**Entries provided:**

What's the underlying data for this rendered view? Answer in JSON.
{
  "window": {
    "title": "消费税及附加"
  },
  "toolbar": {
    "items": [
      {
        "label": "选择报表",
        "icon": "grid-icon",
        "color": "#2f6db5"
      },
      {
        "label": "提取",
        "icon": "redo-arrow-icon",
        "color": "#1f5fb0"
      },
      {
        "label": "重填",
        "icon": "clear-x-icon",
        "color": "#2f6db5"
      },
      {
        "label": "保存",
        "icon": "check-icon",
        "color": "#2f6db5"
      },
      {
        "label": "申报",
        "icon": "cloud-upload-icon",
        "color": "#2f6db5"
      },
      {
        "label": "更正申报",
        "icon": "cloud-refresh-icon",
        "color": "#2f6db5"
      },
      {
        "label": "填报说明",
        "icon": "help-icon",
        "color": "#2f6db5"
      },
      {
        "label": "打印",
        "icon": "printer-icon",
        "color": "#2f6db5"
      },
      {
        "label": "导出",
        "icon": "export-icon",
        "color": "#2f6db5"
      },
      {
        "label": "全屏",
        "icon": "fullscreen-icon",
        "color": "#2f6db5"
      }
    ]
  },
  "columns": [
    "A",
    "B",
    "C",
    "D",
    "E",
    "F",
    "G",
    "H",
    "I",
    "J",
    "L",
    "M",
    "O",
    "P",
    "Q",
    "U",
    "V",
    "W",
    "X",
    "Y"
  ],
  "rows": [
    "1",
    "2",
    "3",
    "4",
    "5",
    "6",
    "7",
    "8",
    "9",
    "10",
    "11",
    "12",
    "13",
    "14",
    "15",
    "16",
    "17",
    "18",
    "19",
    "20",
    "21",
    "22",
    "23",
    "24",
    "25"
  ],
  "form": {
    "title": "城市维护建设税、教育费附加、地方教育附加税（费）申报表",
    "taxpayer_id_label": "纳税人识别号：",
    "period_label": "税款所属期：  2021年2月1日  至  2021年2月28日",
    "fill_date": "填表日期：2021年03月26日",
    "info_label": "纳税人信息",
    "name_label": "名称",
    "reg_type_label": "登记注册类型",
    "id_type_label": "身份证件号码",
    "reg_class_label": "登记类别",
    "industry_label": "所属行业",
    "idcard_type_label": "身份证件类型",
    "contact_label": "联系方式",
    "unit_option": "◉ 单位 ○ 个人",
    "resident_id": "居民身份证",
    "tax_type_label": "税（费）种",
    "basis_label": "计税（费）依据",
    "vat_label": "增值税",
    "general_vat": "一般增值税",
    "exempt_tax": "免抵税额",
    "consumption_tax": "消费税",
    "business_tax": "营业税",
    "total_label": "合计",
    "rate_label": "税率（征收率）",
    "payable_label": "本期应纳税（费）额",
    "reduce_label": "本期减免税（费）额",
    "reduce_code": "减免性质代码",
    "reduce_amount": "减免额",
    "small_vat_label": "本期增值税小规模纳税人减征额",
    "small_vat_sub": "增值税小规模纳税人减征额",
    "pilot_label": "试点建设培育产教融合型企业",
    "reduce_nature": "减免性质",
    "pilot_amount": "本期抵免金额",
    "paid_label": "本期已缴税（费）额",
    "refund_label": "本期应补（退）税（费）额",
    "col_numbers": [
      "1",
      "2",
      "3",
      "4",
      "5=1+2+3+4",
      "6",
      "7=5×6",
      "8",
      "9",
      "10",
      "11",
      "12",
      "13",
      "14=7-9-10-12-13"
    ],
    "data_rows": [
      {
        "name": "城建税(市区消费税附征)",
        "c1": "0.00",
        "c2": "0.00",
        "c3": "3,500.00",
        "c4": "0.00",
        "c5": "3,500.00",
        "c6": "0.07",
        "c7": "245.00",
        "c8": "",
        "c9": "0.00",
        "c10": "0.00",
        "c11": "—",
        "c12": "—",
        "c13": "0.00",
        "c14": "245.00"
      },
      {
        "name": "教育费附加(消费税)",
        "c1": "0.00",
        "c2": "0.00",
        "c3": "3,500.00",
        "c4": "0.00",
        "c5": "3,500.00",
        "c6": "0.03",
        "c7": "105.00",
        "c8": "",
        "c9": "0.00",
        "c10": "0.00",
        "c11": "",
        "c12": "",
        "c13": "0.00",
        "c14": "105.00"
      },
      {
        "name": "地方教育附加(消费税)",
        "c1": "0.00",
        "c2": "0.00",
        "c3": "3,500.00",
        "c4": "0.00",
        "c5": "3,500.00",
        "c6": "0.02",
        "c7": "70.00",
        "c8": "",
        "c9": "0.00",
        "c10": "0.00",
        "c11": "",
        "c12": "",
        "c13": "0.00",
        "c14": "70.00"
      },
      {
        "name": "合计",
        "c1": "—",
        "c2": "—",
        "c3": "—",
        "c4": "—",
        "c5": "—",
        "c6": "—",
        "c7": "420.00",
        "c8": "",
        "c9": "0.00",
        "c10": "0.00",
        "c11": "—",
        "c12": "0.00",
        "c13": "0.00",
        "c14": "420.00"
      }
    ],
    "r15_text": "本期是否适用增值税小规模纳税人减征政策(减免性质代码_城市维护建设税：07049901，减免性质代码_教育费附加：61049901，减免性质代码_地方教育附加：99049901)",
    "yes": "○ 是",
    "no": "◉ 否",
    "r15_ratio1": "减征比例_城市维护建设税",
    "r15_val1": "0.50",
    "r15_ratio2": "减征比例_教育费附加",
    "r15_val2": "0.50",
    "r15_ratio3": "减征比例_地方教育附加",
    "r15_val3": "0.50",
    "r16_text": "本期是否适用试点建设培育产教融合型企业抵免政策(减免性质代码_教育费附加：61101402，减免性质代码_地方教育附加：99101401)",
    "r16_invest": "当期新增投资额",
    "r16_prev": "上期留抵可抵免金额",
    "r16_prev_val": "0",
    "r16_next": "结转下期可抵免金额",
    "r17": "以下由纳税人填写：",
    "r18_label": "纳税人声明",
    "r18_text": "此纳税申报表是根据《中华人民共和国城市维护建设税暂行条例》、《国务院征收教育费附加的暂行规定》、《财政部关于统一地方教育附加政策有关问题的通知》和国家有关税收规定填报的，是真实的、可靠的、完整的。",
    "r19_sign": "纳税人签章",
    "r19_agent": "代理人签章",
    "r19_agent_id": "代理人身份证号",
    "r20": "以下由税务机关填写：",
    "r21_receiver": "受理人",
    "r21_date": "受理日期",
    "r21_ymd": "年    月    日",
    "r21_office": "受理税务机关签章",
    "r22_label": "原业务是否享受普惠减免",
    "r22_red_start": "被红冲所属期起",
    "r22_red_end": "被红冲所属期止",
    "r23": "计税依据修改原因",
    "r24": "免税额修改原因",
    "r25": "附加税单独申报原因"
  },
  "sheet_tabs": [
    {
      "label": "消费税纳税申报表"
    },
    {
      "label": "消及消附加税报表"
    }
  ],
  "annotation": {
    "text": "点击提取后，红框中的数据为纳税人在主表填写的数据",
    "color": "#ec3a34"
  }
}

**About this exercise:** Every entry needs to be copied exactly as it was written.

**Output for this exercise:**
What's the underlying data for this rendered view? Answer in JSON.
{
  "window": {
    "title": "消费税及附加"
  },
  "toolbar": {
    "items": [
      {
        "label": "选择报表",
        "icon": "grid-icon",
        "color": "#2f6db5"
      },
      {
        "label": "提取",
        "icon": "redo-arrow-icon",
        "color": "#1f5fb0"
      },
      {
        "label": "重填",
        "icon": "clear-x-icon",
        "color": "#2f6db5"
      },
      {
        "label": "保存",
        "icon": "check-icon",
        "color": "#2f6db5"
      },
      {
        "label": "申报",
        "icon": "cloud-upload-icon",
        "color": "#2f6db5"
      },
      {
        "label": "更正申报",
        "icon": "cloud-refresh-icon",
        "color": "#2f6db5"
      },
      {
        "label": "填报说明",
        "icon": "help-icon",
        "color": "#2f6db5"
      },
      {
        "label": "打印",
        "icon": "printer-icon",
        "color": "#2f6db5"
      },
      {
        "label": "导出",
        "icon": "export-icon",
        "color": "#2f6db5"
      },
      {
        "label": "全屏",
        "icon": "fullscreen-icon",
        "color": "#2f6db5"
      }
    ]
  },
  "columns": [
    "A",
    "B",
    "C",
    "D",
    "E",
    "F",
    "G",
    "H",
    "I",
    "J",
    "L",
    "M",
    "O",
    "P",
    "Q",
    "U",
    "V",
    "W",
    "X",
    "Y"
  ],
  "rows": [
    "1",
    "2",
    "3",
    "4",
    "5",
    "6",
    "7",
    "8",
    "9",
    "10",
    "11",
    "12",
    "13",
    "14",
    "15",
    "16",
    "17",
    "18",
    "19",
    "20",
    "21",
    "22",
    "23",
    "24",
    "25"
  ],
  "form": {
    "title": "城市维护建设税、教育费附加、地方教育附加税（费）申报表",
    "taxpayer_id_label": "纳税人识别号：",
    "period_label": "税款所属期：  2021年2月1日  至  2021年2月28日",
    "fill_date": "填表日期：2021年03月26日",
    "info_label": "纳税人信息",
    "name_label": "名称",
    "reg_type_label": "登记注册类型",
    "id_type_label": "身份证件号码",
    "reg_class_label": "登记类别",
    "industry_label": "所属行业",
    "idcard_type_label": "身份证件类型",
    "contact_label": "联系方式",
    "unit_option": "◉ 单位 ○ 个人",
    "resident_id": "居民身份证",
    "tax_type_label": "税（费）种",
    "basis_label": "计税（费）依据",
    "vat_label": "增值税",
    "general_vat": "一般增值税",
    "exempt_tax": "免抵税额",
    "consumption_tax": "消费税",
    "business_tax": "营业税",
    "total_label": "合计",
    "rate_label": "税率（征收率）",
    "payable_label": "本期应纳税（费）额",
    "reduce_label": "本期减免税（费）额",
    "reduce_code": "减免性质代码",
    "reduce_amount": "减免额",
    "small_vat_label": "本期增值税小规模纳税人减征额",
    "small_vat_sub": "增值税小规模纳税人减征额",
    "pilot_label": "试点建设培育产教融合型企业",
    "reduce_nature": "减免性质",
    "pilot_amount": "本期抵免金额",
    "paid_label": "本期已缴税（费）额",
    "refund_label": "本期应补（退）税（费）额",
    "col_numbers": [
      "1",
      "2",
      "3",
      "4",
      "5=1+2+3+4",
      "6",
      "7=5×6",
      "8",
      "9",
      "10",
      "11",
      "12",
      "13",
      "14=7-9-10-12-13"
    ],
    "data_rows": [
      {
        "name": "城建税(市区消费税附征)",
        "c1": "0.00",
        "c2": "0.00",
        "c3": "3,500.00",
        "c4": "0.00",
        "c5": "3,500.00",
        "c6": "0.07",
        "c7": "245.00",
        "c8": "",
        "c9": "0.00",
        "c10": "0.00",
        "c11": "—",
        "c12": "—",
        "c13": "0.00",
        "c14": "245.00"
      },
      {
        "name": "教育费附加(消费税)",
        "c1": "0.00",
        "c2": "0.00",
        "c3": "3,500.00",
        "c4": "0.00",
        "c5": "3,500.00",
        "c6": "0.03",
        "c7": "105.00",
        "c8": "",
        "c9": "0.00",
        "c10": "0.00",
        "c11": "",
        "c12": "",
        "c13": "0.00",
        "c14": "105.00"
      },
      {
        "name": "地方教育附加(消费税)",
        "c1": "0.00",
        "c2": "0.00",
        "c3": "3,500.00",
        "c4": "0.00",
        "c5": "3,500.00",
        "c6": "0.02",
        "c7": "70.00",
        "c8": "",
        "c9": "0.00",
        "c10": "0.00",
        "c11": "",
        "c12": "",
        "c13": "0.00",
        "c14": "70.00"
      },
      {
        "name": "合计",
        "c1": "—",
        "c2": "—",
        "c3": "—",
        "c4": "—",
        "c5": "—",
        "c6": "—",
        "c7": "420.00",
        "c8": "",
        "c9": "0.00",
        "c10": "0.00",
        "c11": "—",
        "c12": "0.00",
        "c13": "0.00",
        "c14": "420.00"
      }
    ],
    "r15_text": "本期是否适用增值税小规模纳税人减征政策(减免性质代码_城市维护建设税：07049901，减免性质代码_教育费附加：61049901，减免性质代码_地方教育附加：99049901)",
    "yes": "○ 是",
    "no": "◉ 否",
    "r15_ratio1": "减征比例_城市维护建设税",
    "r15_val1": "0.50",
    "r15_ratio2": "减征比例_教育费附加",
    "r15_val2": "0.50",
    "r15_ratio3": "减征比例_地方教育附加",
    "r15_val3": "0.50",
    "r16_text": "本期是否适用试点建设培育产教融合型企业抵免政策(减免性质代码_教育费附加：61101402，减免性质代码_地方教育附加：99101401)",
    "r16_invest": "当期新增投资额",
    "r16_prev": "上期留抵可抵免金额",
    "r16_prev_val": "0",
    "r16_next": "结转下期可抵免金额",
    "r17": "以下由纳税人填写：",
    "r18_label": "纳税人声明",
    "r18_text": "此纳税申报表是根据《中华人民共和国城市维护建设税暂行条例》、《国务院征收教育费附加的暂行规定》、《财政部关于统一地方教育附加政策有关问题的通知》和国家有关税收规定填报的，是真实的、可靠的、完整的。",
    "r19_sign": "纳税人签章",
    "r19_agent": "代理人签章",
    "r19_agent_id": "代理人身份证号",
    "r20": "以下由税务机关填写：",
    "r21_receiver": "受理人",
    "r21_date": "受理日期",
    "r21_ymd": "年    月    日",
    "r21_office": "受理税务机关签章",
    "r22_label": "原业务是否享受普惠减免",
    "r22_red_start": "被红冲所属期起",
    "r22_red_end": "被红冲所属期止",
    "r23": "计税依据修改原因",
    "r24": "免税额修改原因",
    "r25": "附加税单独申报原因"
  },
  "sheet_tabs": [
    {
      "label": "消费税纳税申报表"
    },
    {
      "label": "消及消附加税报表"
    }
  ],
  "annotation": {
    "text": "点击提取后，红框中的数据为纳税人在主表填写的数据",
    "color": "#ec3a34"
  }
}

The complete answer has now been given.